Start of Block
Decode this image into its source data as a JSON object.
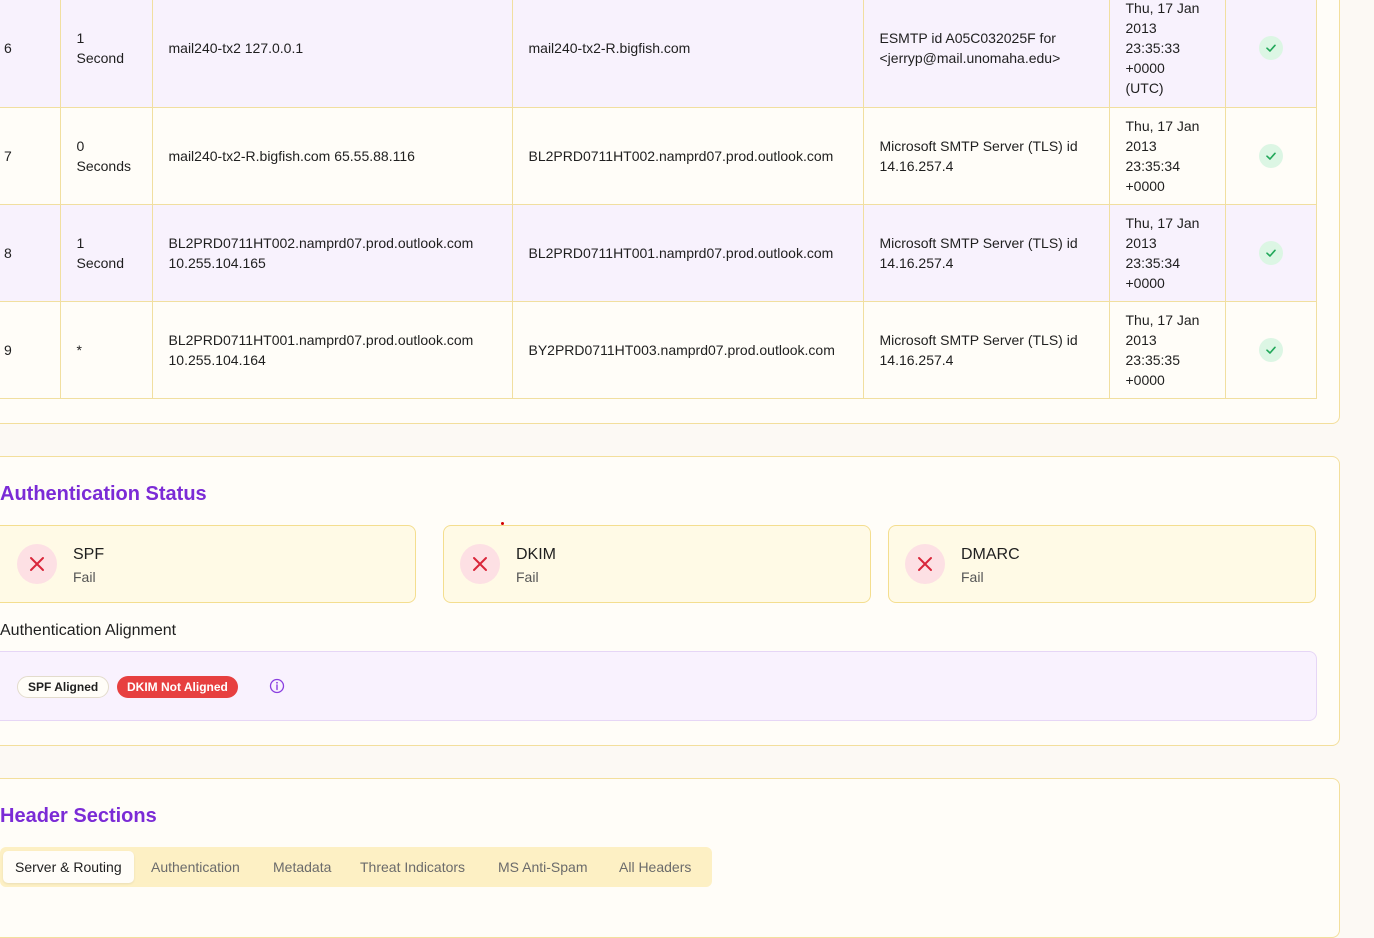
{
  "hops": [
    {
      "hop": "6",
      "delay": [
        "1",
        "Second"
      ],
      "from": [
        "mail240-tx2 127.0.0.1"
      ],
      "by": "mail240-tx2-R.bigfish.com",
      "with": [
        "ESMTP id A05C032025F for",
        "<jerryp@mail.unomaha.edu>"
      ],
      "time": [
        "Thu, 17 Jan",
        "2013",
        "23:35:33",
        "+0000",
        "(UTC)"
      ],
      "status": "check-icon"
    },
    {
      "hop": "7",
      "delay": [
        "0",
        "Seconds"
      ],
      "from": [
        "mail240-tx2-R.bigfish.com 65.55.88.116"
      ],
      "by": "BL2PRD0711HT002.namprd07.prod.outlook.com",
      "with": [
        "Microsoft SMTP Server (TLS) id",
        "14.16.257.4"
      ],
      "time": [
        "Thu, 17 Jan",
        "2013",
        "23:35:34",
        "+0000"
      ],
      "status": "check-icon"
    },
    {
      "hop": "8",
      "delay": [
        "1",
        "Second"
      ],
      "from": [
        "BL2PRD0711HT002.namprd07.prod.outlook.com",
        "10.255.104.165"
      ],
      "by": "BL2PRD0711HT001.namprd07.prod.outlook.com",
      "with": [
        "Microsoft SMTP Server (TLS) id",
        "14.16.257.4"
      ],
      "time": [
        "Thu, 17 Jan",
        "2013",
        "23:35:34",
        "+0000"
      ],
      "status": "check-icon"
    },
    {
      "hop": "9",
      "delay": [
        "*"
      ],
      "from": [
        "BL2PRD0711HT001.namprd07.prod.outlook.com",
        "10.255.104.164"
      ],
      "by": "BY2PRD0711HT003.namprd07.prod.outlook.com",
      "with": [
        "Microsoft SMTP Server (TLS) id",
        "14.16.257.4"
      ],
      "time": [
        "Thu, 17 Jan",
        "2013",
        "23:35:35",
        "+0000"
      ],
      "status": "check-icon"
    }
  ],
  "auth": {
    "title": "Authentication Status",
    "checks": [
      {
        "name": "SPF",
        "status": "Fail",
        "icon": "x-icon"
      },
      {
        "name": "DKIM",
        "status": "Fail",
        "icon": "x-icon"
      },
      {
        "name": "DMARC",
        "status": "Fail",
        "icon": "x-icon"
      }
    ],
    "alignment_title": "Authentication Alignment",
    "spf_aligned": "SPF Aligned",
    "dkim_not_aligned": "DKIM Not Aligned",
    "info_icon": "info-icon"
  },
  "headers": {
    "title": "Header Sections",
    "tabs": [
      "Server & Routing",
      "Authentication",
      "Metadata",
      "Threat Indicators",
      "MS Anti-Spam",
      "All Headers"
    ],
    "active_tab": "Server & Routing"
  },
  "colors": {
    "accent": "#7b2bd6",
    "fail": "#e74040",
    "success": "#22a85a",
    "row_tint": "#f8f2fd"
  }
}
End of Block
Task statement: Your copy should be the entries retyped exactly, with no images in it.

Output:
Decode this image into its source data as a JSON object.
{
  "hops": [
    {
      "hop": "6",
      "delay": [
        "1",
        "Second"
      ],
      "from": [
        "mail240-tx2 127.0.0.1"
      ],
      "by": "mail240-tx2-R.bigfish.com",
      "with": [
        "ESMTP id A05C032025F for",
        "<jerryp@mail.unomaha.edu>"
      ],
      "time": [
        "Thu, 17 Jan",
        "2013",
        "23:35:33",
        "+0000",
        "(UTC)"
      ],
      "status": "check-icon"
    },
    {
      "hop": "7",
      "delay": [
        "0",
        "Seconds"
      ],
      "from": [
        "mail240-tx2-R.bigfish.com 65.55.88.116"
      ],
      "by": "BL2PRD0711HT002.namprd07.prod.outlook.com",
      "with": [
        "Microsoft SMTP Server (TLS) id",
        "14.16.257.4"
      ],
      "time": [
        "Thu, 17 Jan",
        "2013",
        "23:35:34",
        "+0000"
      ],
      "status": "check-icon"
    },
    {
      "hop": "8",
      "delay": [
        "1",
        "Second"
      ],
      "from": [
        "BL2PRD0711HT002.namprd07.prod.outlook.com",
        "10.255.104.165"
      ],
      "by": "BL2PRD0711HT001.namprd07.prod.outlook.com",
      "with": [
        "Microsoft SMTP Server (TLS) id",
        "14.16.257.4"
      ],
      "time": [
        "Thu, 17 Jan",
        "2013",
        "23:35:34",
        "+0000"
      ],
      "status": "check-icon"
    },
    {
      "hop": "9",
      "delay": [
        "*"
      ],
      "from": [
        "BL2PRD0711HT001.namprd07.prod.outlook.com",
        "10.255.104.164"
      ],
      "by": "BY2PRD0711HT003.namprd07.prod.outlook.com",
      "with": [
        "Microsoft SMTP Server (TLS) id",
        "14.16.257.4"
      ],
      "time": [
        "Thu, 17 Jan",
        "2013",
        "23:35:35",
        "+0000"
      ],
      "status": "check-icon"
    }
  ],
  "auth": {
    "title": "Authentication Status",
    "checks": [
      {
        "name": "SPF",
        "status": "Fail",
        "icon": "x-icon"
      },
      {
        "name": "DKIM",
        "status": "Fail",
        "icon": "x-icon"
      },
      {
        "name": "DMARC",
        "status": "Fail",
        "icon": "x-icon"
      }
    ],
    "alignment_title": "Authentication Alignment",
    "spf_aligned": "SPF Aligned",
    "dkim_not_aligned": "DKIM Not Aligned",
    "info_icon": "info-icon"
  },
  "headers": {
    "title": "Header Sections",
    "tabs": [
      "Server & Routing",
      "Authentication",
      "Metadata",
      "Threat Indicators",
      "MS Anti-Spam",
      "All Headers"
    ],
    "active_tab": "Server & Routing"
  },
  "colors": {
    "accent": "#7b2bd6",
    "fail": "#e74040",
    "success": "#22a85a",
    "row_tint": "#f8f2fd"
  }
}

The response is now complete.